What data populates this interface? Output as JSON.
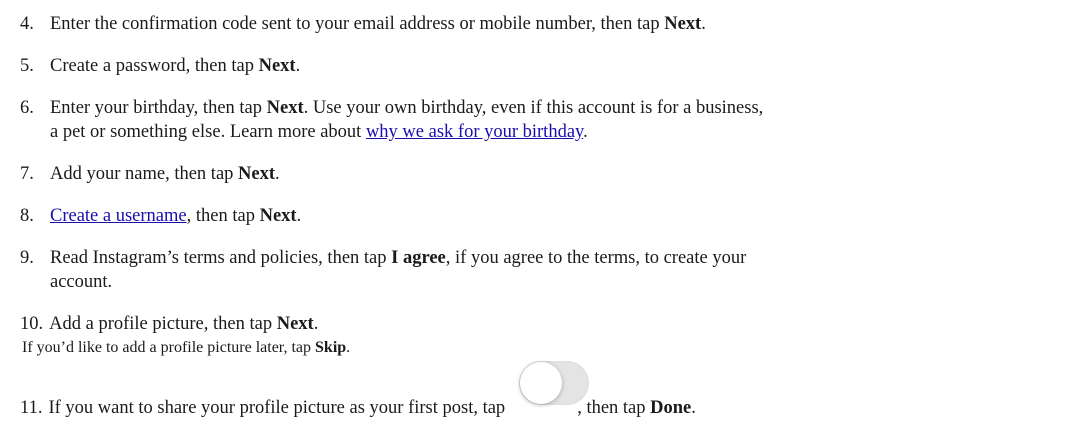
{
  "steps": [
    {
      "num": "4.",
      "before": "Enter the confirmation code sent to your email address or mobile number, then tap ",
      "bold": "Next",
      "after": "."
    },
    {
      "num": "5.",
      "before": "Create a password, then tap ",
      "bold": "Next",
      "after": "."
    },
    {
      "num": "6.",
      "before": "Enter your birthday, then tap ",
      "bold": "Next",
      "after": ". Use your own birthday, even if this account is for a business,",
      "line2_before": "a pet or something else. Learn more about ",
      "link": "why we ask for your birthday",
      "line2_after": "."
    },
    {
      "num": "7.",
      "before": "Add your name, then tap ",
      "bold": "Next",
      "after": "."
    },
    {
      "num": "8.",
      "link": "Create a username",
      "before": ", then tap ",
      "bold": "Next",
      "after": "."
    },
    {
      "num": "9.",
      "before": "Read Instagram’s terms and policies, then tap ",
      "bold": "I agree",
      "after": ", if you agree to the terms, to create your",
      "line2": "account."
    },
    {
      "num": "10.",
      "before": "Add a profile picture, then tap ",
      "bold": "Next",
      "after": ".",
      "sub_before": "If you’d like to add a profile picture later, tap ",
      "sub_bold": "Skip",
      "sub_after": "."
    },
    {
      "num": "11.",
      "before": "If you want to share your profile picture as your first post, tap",
      "after_toggle": ", then tap ",
      "bold": "Done",
      "after": "."
    }
  ],
  "toggle": {
    "state": "off",
    "icon": "toggle-switch-icon"
  }
}
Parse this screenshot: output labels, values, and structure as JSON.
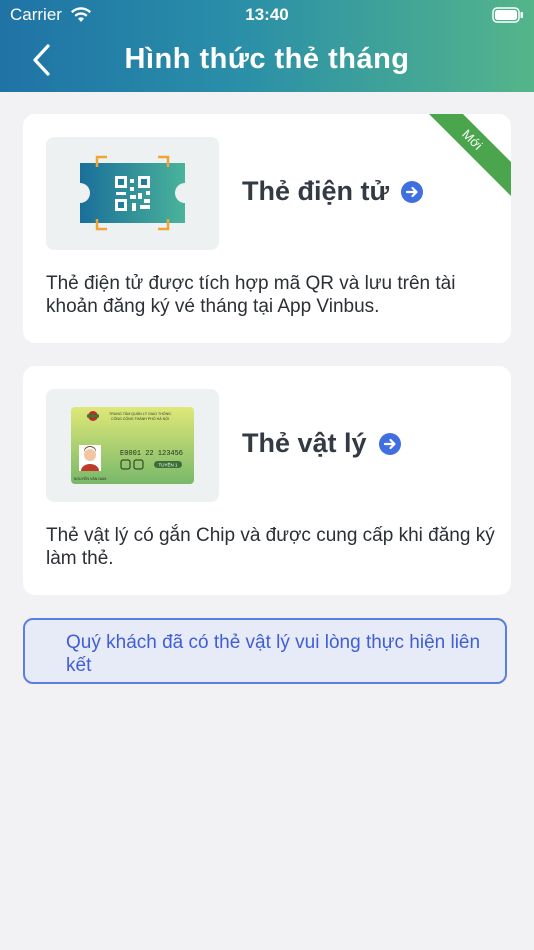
{
  "status_bar": {
    "carrier": "Carrier",
    "time": "13:40"
  },
  "header": {
    "title": "Hình thức thẻ tháng"
  },
  "cards": [
    {
      "title": "Thẻ điện tử",
      "badge": "Mới",
      "description": "Thẻ điện tử được tích hợp mã QR và lưu trên tài khoản đăng ký vé tháng tại App Vinbus."
    },
    {
      "title": "Thẻ vật lý",
      "description": "Thẻ vật lý có gắn Chip và được cung cấp khi đăng ký làm thẻ.",
      "card_image": {
        "header_line1": "TRUNG TÂM QUẢN LÝ GIAO THÔNG",
        "header_line2": "CÔNG CỘNG THÀNH PHỐ HÀ NỘI",
        "number": "E0001 22 123456",
        "route": "TUYẾN 1 ",
        "holder": "NGUYỄN VĂN NAM"
      }
    }
  ],
  "notice": {
    "text": "Quý khách đã có thẻ vật lý vui lòng thực hiện liên kết"
  },
  "colors": {
    "accent": "#3f5fd6",
    "badge": "#4aa54c",
    "header_start": "#1f73a6",
    "header_end": "#54b58a"
  }
}
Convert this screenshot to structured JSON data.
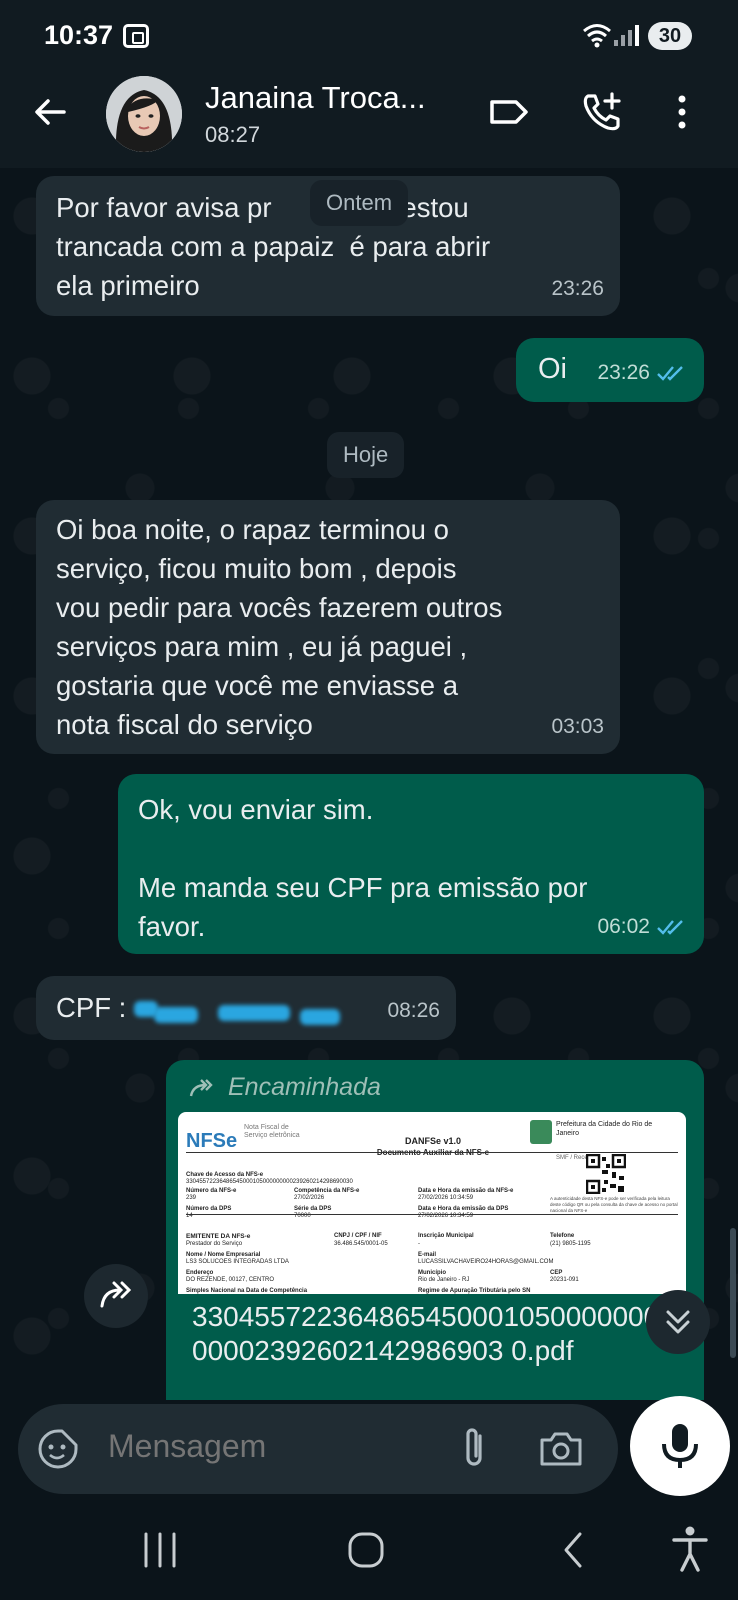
{
  "status": {
    "time": "10:37",
    "battery": "30"
  },
  "header": {
    "name": "Janaina Troca...",
    "subtitle": "08:27"
  },
  "messages": [
    {
      "id": "m1",
      "dir": "in",
      "text": "Por favor avisa pr          que estou\ntrancada com a papaiz  é para abrir\nela primeiro",
      "time": "23:26"
    },
    {
      "id": "m2",
      "dir": "out",
      "text": "Oi",
      "time": "23:26"
    },
    {
      "id": "m3",
      "dir": "in",
      "text": "Oi boa noite, o rapaz terminou o\nserviço, ficou muito bom , depois\nvou pedir para vocês fazerem outros\nserviços para mim , eu já paguei ,\ngostaria que você me enviasse a\nnota fiscal do serviço",
      "time": "03:03"
    },
    {
      "id": "m4",
      "dir": "out",
      "text": "Ok, vou enviar sim.\n\nMe manda seu CPF pra emissão por\nfavor.",
      "time": "06:02"
    },
    {
      "id": "m5",
      "dir": "in",
      "text": "CPF : ",
      "time": "08:26"
    }
  ],
  "date_pills": {
    "yesterday": "Ontem",
    "today": "Hoje"
  },
  "forwarded": {
    "label": "Encaminhada",
    "filename": "33045572236486545000105000000000002392602142986903 0.pdf",
    "doc": {
      "logo": "NFSe",
      "logo_sub": "Nota Fiscal de Serviço eletrônica",
      "title": "DANFSe v1.0",
      "subtitle": "Documento Auxiliar da NFS-e",
      "issuer": "Prefeitura da Cidade do Rio de Janeiro",
      "issuer_sub": "SMF / Receita Rio",
      "key_label": "Chave de Acesso da NFS-e",
      "key": "33045572236486545000105000000000239260214298690030",
      "nfse_no_label": "Número da NFS-e",
      "nfse_no": "239",
      "comp_label": "Competência da NFS-e",
      "comp": "27/02/2026",
      "emission_label": "Data e Hora da emissão da NFS-e",
      "emission": "27/02/2026 10:34:59",
      "dps_label": "Número da DPS",
      "dps": "14",
      "serie_label": "Série da DPS",
      "serie": "70000",
      "dps_emission_label": "Data e Hora da emissão da DPS",
      "dps_emission": "27/02/2026 10:34:59",
      "auth_note": "A autenticidade desta NFS-e pode ser verificada pela leitura deste código QR ou pela consulta da chave de acesso no portal nacional da NFS-e",
      "emitter_label": "EMITENTE DA NFS-e",
      "emitter_sub": "Prestador do Serviço",
      "cnpj_label": "CNPJ / CPF / NIF",
      "cnpj": "36.486.545/0001-05",
      "im_label": "Inscrição Municipal",
      "im": "-",
      "phone_label": "Telefone",
      "phone": "(21) 9805-1195",
      "company_label": "Nome / Nome Empresarial",
      "company": "LS3 SOLUCOES INTEGRADAS LTDA",
      "email_label": "E-mail",
      "email": "LUCASSILVACHAVEIRO24HORAS@GMAIL.COM",
      "address_label": "Endereço",
      "address": "DO REZENDE, 00127, CENTRO",
      "city_label": "Município",
      "city": "Rio de Janeiro - RJ",
      "cep_label": "CEP",
      "cep": "20231-091",
      "simples_label": "Simples Nacional na Data de Competência",
      "regime_label": "Regime de Apuração Tributária pelo SN"
    }
  },
  "input": {
    "placeholder": "Mensagem"
  }
}
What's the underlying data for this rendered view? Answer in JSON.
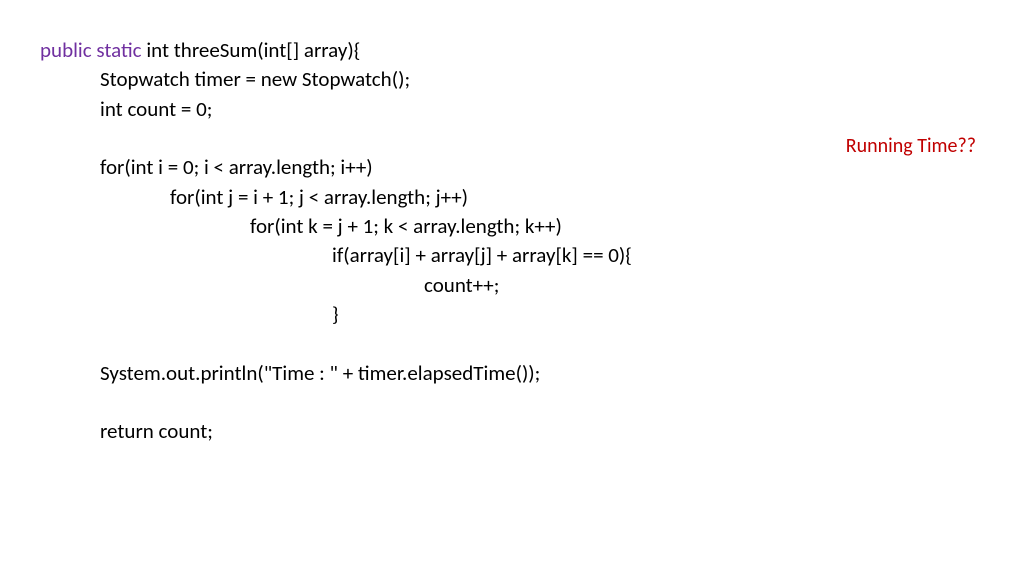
{
  "code": {
    "keyword": "public static ",
    "signature": "int threeSum(int[] array){",
    "line1": "Stopwatch timer = new Stopwatch();",
    "line2": "int count = 0;",
    "line3": "for(int i = 0; i < array.length; i++)",
    "line4": "for(int j = i + 1; j < array.length; j++)",
    "line5": "for(int k = j + 1; k < array.length; k++)",
    "line6": "if(array[i] + array[j] + array[k] == 0){",
    "line7": "count++;",
    "line8": "}",
    "line9": "System.out.println(\"Time : \" + timer.elapsedTime());",
    "line10": "return count;"
  },
  "annotation": "Running Time??"
}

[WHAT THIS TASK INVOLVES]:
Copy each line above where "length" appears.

[SOLUTION BELOW]:
    "line3": "for(int i = 0; i < array.length; i++)",
    "line4": "for(int j = i + 1; j < array.length; j++)",
    "line5": "for(int k = j + 1; k < array.length; k++)",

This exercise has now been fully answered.